A couple who blame their teenage son's death on an internet phenomenon called the "choking game" want more people warned about the dangers.
Will Hadley, 14, from Stoke Golding in Leicestershire, was found dead in his room in May 2014 by his parents.
They believe he choked himself by accident after seeing videos about it on the internet.
Edward Timpson, minister for children and families, said it was "a serious and dangerous practice".
He said the government had raised the problem with the UK Council for Child Internet Safety and was also "taking a range of actions to improve child safety online".
Mr Timpson also said the issue had been raised with YouTube, which has a policy of removing any videos promoting dangerous activities from its website.

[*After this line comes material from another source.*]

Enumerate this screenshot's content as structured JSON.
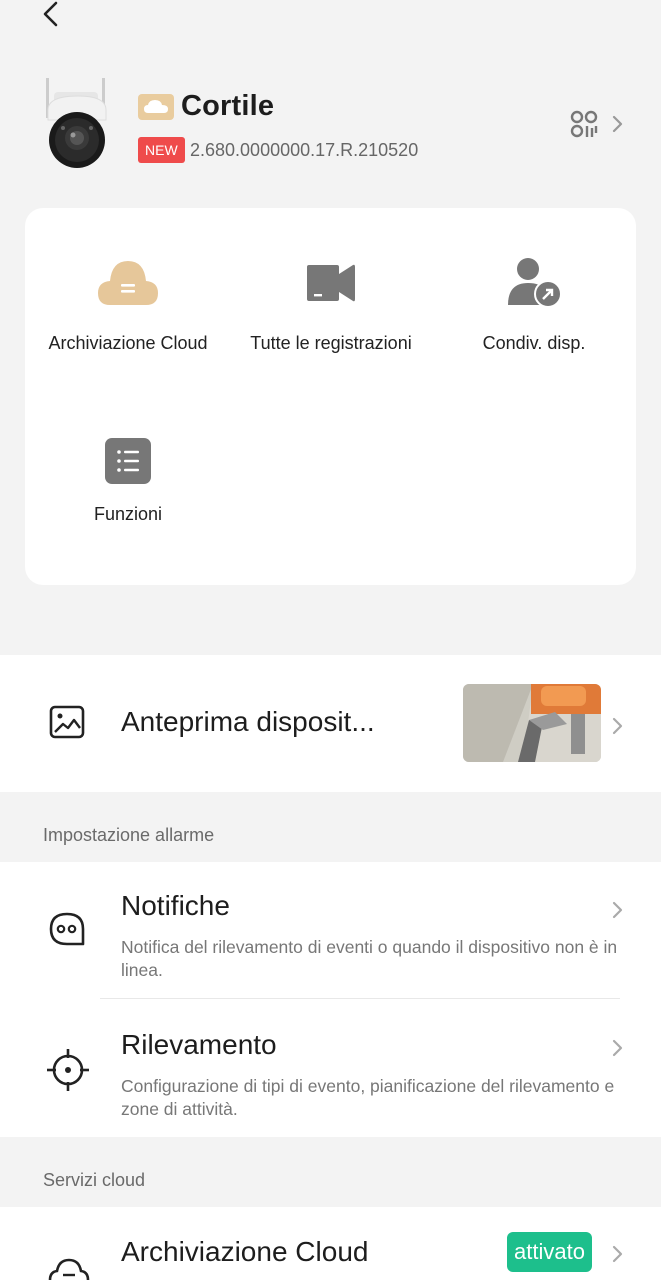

But the Hadleys said: "We want something to be done about this. We think the response has been really poor - we have been given lip service from pretty well everyone.
"We want every GP and school and coroner and police force in the country to be made aware."
An inquest in Loughborough recorded a verdict of accidental death, but the "choking game" was not mentioned, they said.
Mr Hadley added: "It was an absolute total shock. He was one of the happiest kids, he was full of life, no problems at school and we got on great with him.
"You try to prepare your kids for life… those threats and dangers, but how can you deal with something you have never heard of?"
Nigel Mathers, of the Royal College of General Practitioners, said: "The general incidence of self-harm, of which this may or may not be a form, is certainly known to be increasing among adolescents."
He said "an awareness campaign among GPs with some signposting to management strategies would be useful".